Speaking with former congressional candidate and election reform advocate Nick Troiano on his podcast, “Hold These Truths,” the Texas Republican said fellow members of his party were merely trying to signal their disapproval of former President Donald Trump’s loss but knew there was no real mechanism to overturn it. Still, he warned that messaging could dangerously lead to voters losing faith in the electoral process.
“It was always a lie. The whole thing was always a lie. And it was a lie meant to rile people up,” Crenshaw said, deriding some of his peers as “political personalities” rather than “politicians.” He did not name the members he was referring to.
“People just need their last hurrah. They just need to feel like they fought one last time,” he added. Other members told him, “‘Trust me, it’ll be fine.’ And I was like, ‘No, it won’t! That’s not what people believe and that’s not what you’re telling them.’”
Trump has been widely expected to run for office again in 2024, and Axios reported Friday that the former president could formally announce his bid on Nov. 14, shortly after the midterm elections.

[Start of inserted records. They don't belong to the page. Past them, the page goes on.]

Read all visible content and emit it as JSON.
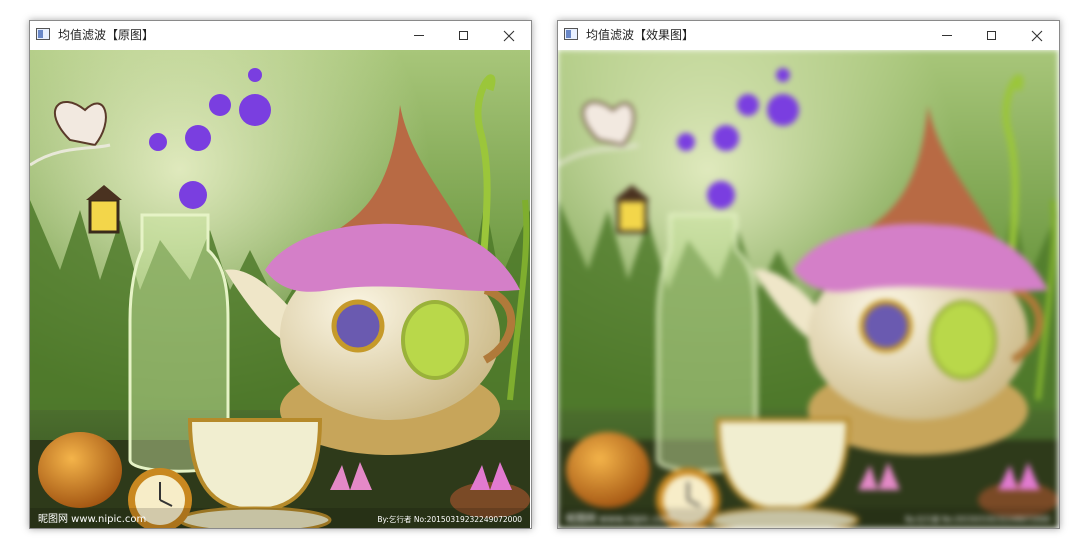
{
  "windows": [
    {
      "title": "均值滤波【原图】",
      "watermark_left": "昵图网 www.nipic.com",
      "watermark_right": "By:乞行者 No:20150319232249072000"
    },
    {
      "title": "均值滤波【效果图】",
      "watermark_left": "昵图网 www.nipic.com",
      "watermark_right": "By:乞行者 No:20150319232249072000"
    }
  ],
  "controls": {
    "minimize": "—",
    "maximize": "☐",
    "close": "✕"
  }
}
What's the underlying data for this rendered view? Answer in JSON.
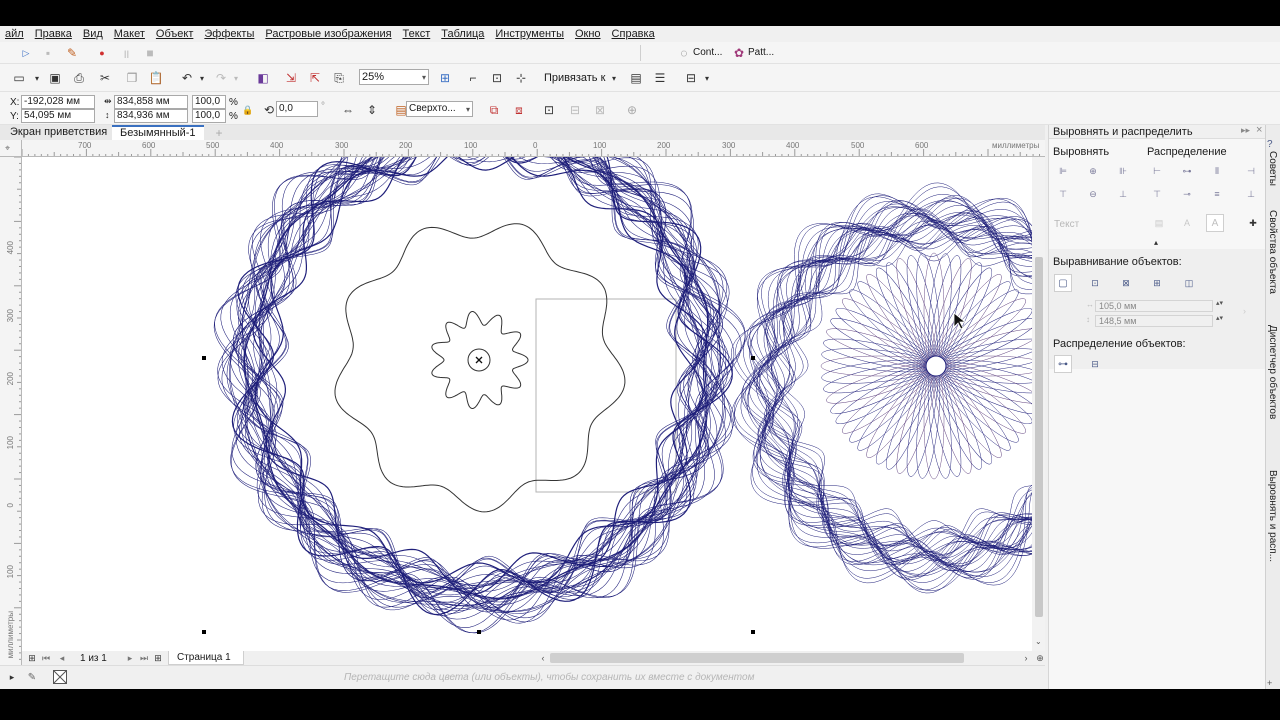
{
  "menu": [
    "айл",
    "Правка",
    "Вид",
    "Макет",
    "Объект",
    "Эффекты",
    "Растровые изображения",
    "Текст",
    "Таблица",
    "Инструменты",
    "Окно",
    "Справка"
  ],
  "quick_tabs": {
    "contour": "Cont...",
    "pattern": "Patt..."
  },
  "standard_toolbar": {
    "zoom": "25%",
    "snap_label": "Привязать к"
  },
  "property_bar": {
    "x_label": "X:",
    "x_value": "-192,028 мм",
    "y_label": "Y:",
    "y_value": "54,095 мм",
    "width_value": "834,858 мм",
    "height_value": "834,936 мм",
    "scale_w": "100,0",
    "scale_h": "100,0",
    "percent": "%",
    "angle": "0,0",
    "angle_unit": "°",
    "order_mode": "Сверхто..."
  },
  "document_tabs": [
    "Экран приветствия",
    "Безымянный-1"
  ],
  "ruler": {
    "h_ticks": [
      "700",
      "600",
      "500",
      "400",
      "300",
      "200",
      "100",
      "0",
      "100",
      "200",
      "300",
      "400",
      "500",
      "600"
    ],
    "h_unit": "миллиметры",
    "v_ticks": [
      "400",
      "300",
      "200",
      "100",
      "0",
      "100"
    ],
    "v_unit": "миллиметры"
  },
  "page_nav": {
    "counter": "1 из 1",
    "page_tab": "Страница 1"
  },
  "status": {
    "hint": "Перетащите сюда цвета (или объекты), чтобы сохранить их вместе с документом"
  },
  "docker": {
    "title": "Выровнять и распределить",
    "align_label": "Выровнять",
    "distribute_label": "Распределение",
    "text_label": "Текст",
    "align_objects_label": "Выравнивание объектов:",
    "pos_x": "105,0 мм",
    "pos_y": "148,5 мм",
    "distribute_objects_label": "Распределение объектов:"
  },
  "side_tabs": [
    "Советы",
    "Свойства объекта",
    "Диспетчер объектов",
    "Выровнять и расп..."
  ],
  "colors": {
    "guilloche": "#1f1f7a",
    "accent_selection": "#000000"
  }
}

Crenshaw was among a handful of Texas Republicans to vote against GOP objections to the results of the 2020 presidential election. Although the objections delayed the certification of the results, culminating in the violent attack on the Capitol on Jan. 6, 2021, the effort was always doomed to fail with a Democratic majority in the House.
Members of both parties have since advanced legislation to make objecting to election results more difficult, including increased thresholds for lawmakers to file an objection and clarifying the vice president’s role in certifying elections as purely ceremonial. The measures have so far enjoyed wide bipartisan support. U.S. Sen. Ted Cruz, R-Texas, was the only holdout on the Senate Rules Committee to oppose the bill. Cruz continues to decline to say that President Joe Biden was legitimately elected, though he has come to terms with the current occupant of the White House.
Crenshaw has spoken frequently against members of his party who he said focus primarily on projecting conservative soundbites over serious legislating, calling them the “woke right.” That arm of the party, he said, will likely only keep growing with more hardline Republicans in tow with Trump running in favorable districts this year. Republicans are widely expected to win control of the U.S. House in the next Congress.
“This extreme willingness to say the most extreme things just to grab people’s attention and then the people’s willingness to believe some of it,” Crenshaw said on the podcast. “There just doesn’t seem to be a limit to how far some people are willing to go.”
There was no evidence of widespread voter fraud that would have undermined the reported results of the 2020 presidential election, and the Trump administration implicitly acknowledged Biden’s victory by kicking off, though belatedly, the presidential transition in mid-November that year.